“Life is a bumpy road and we all have different shock absorbers.” That is the analogy Stephen Doucet Campbell, registered Psychotherapist with Shalem Mental Health Network (shalemnetwork.org), used as he began his presentation entitled “How to Maintain Emotional Health in a Stressed-out World.” This public presentation was hosted on October 18th at Fellowship Christian Reformed Church, Etobicoke. Stephen pointed out that mental health and emotional wellness are not the same thing: we all have to work to maintain our emotional wellness, whether or not we are dealing with a mental health issue.
Stephen stressed that we have to have grace for ourselves when we feel unwell. Too often we assume everyone else handles things perfectly, while we get the blahs. It’s like comparing ourselves to what appears to be everyone else’s perfect lives displayed on their social media profiles. The reality is that we all experience challenges to our emotional wellness as we deal with the planned and unplanned transitions of life.
Stephen gave the audience an in-depth walk through of nine “big picture” pieces that contribute to emotional wellness:
- Practice gratitude

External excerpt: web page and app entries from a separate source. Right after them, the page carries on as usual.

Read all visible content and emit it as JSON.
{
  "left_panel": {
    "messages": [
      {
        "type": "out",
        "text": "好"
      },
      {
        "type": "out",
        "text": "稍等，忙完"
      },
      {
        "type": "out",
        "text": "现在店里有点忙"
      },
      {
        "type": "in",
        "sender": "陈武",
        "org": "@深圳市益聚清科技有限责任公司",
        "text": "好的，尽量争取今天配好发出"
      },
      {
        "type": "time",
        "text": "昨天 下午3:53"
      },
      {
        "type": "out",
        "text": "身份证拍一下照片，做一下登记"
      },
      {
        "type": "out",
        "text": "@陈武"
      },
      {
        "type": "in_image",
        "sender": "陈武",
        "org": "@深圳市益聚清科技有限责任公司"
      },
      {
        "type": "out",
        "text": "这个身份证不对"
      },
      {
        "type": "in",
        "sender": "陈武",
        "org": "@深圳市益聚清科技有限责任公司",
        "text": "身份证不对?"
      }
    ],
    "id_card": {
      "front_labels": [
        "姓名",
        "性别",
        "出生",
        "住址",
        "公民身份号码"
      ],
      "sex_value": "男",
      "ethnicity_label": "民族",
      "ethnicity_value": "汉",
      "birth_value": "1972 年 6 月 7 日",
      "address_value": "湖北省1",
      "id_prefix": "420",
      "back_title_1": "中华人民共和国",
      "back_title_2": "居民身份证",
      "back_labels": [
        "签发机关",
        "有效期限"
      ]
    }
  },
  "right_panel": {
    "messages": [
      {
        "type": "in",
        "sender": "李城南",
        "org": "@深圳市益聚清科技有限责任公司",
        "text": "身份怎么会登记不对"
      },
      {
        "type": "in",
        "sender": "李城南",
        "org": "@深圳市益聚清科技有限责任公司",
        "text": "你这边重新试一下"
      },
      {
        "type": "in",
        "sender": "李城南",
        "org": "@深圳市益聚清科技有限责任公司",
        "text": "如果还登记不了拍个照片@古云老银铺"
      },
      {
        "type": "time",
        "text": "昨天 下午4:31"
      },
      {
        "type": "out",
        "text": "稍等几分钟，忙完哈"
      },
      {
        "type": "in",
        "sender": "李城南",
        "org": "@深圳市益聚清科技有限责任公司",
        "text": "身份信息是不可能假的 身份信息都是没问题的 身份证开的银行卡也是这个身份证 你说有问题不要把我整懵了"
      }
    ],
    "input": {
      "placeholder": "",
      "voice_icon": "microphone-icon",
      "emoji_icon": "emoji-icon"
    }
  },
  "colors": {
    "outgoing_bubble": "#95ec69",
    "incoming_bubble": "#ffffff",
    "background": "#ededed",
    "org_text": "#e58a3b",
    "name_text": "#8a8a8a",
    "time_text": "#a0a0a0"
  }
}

- Pursue your interests
- Develop a routine that works for you (and your family)
- Physical health is important
- Generosity—Serve and give to others
- Spend time with supportive people
- Stay organized
- Know your values
- Increase your emotional intelligence
There are two myths we need to avoid.
The first is the Happiness Myth, thinking we are “supposed” to be happy all the time. Happiness is temporary; strive for the state of contentment. The second is the Balance Myth, thinking we can keep all the competing components of our selves – emotional, mental, intellectual, physical, spiritual, environmental, occupational, financial and social – in perfect balance all the time. The reality of life is that different parts demand different emphases at different times of life, so we need to live accordingly.
Finally, Stephen addressed mindfulness, which helps us address the fatigue of constantly full minds. He stressed the need to “be present” in our relationships, in conversation, in prayer, in the moment. A helpful mindfulness exercise is this: when you are doing something, pause and identify five things you can see, four things you can touch, three things you can hear, two things you can smell, and one thing you can taste. Stephen concluded by encouraging us to go easy on ourselves. Life is not perfect. As you face life transitions and experiences, find a place to talk, and be a part of a community that won’t judge you for asking for help. You can hear and see Stephen’s entire presentation here. Have a look, and stay well!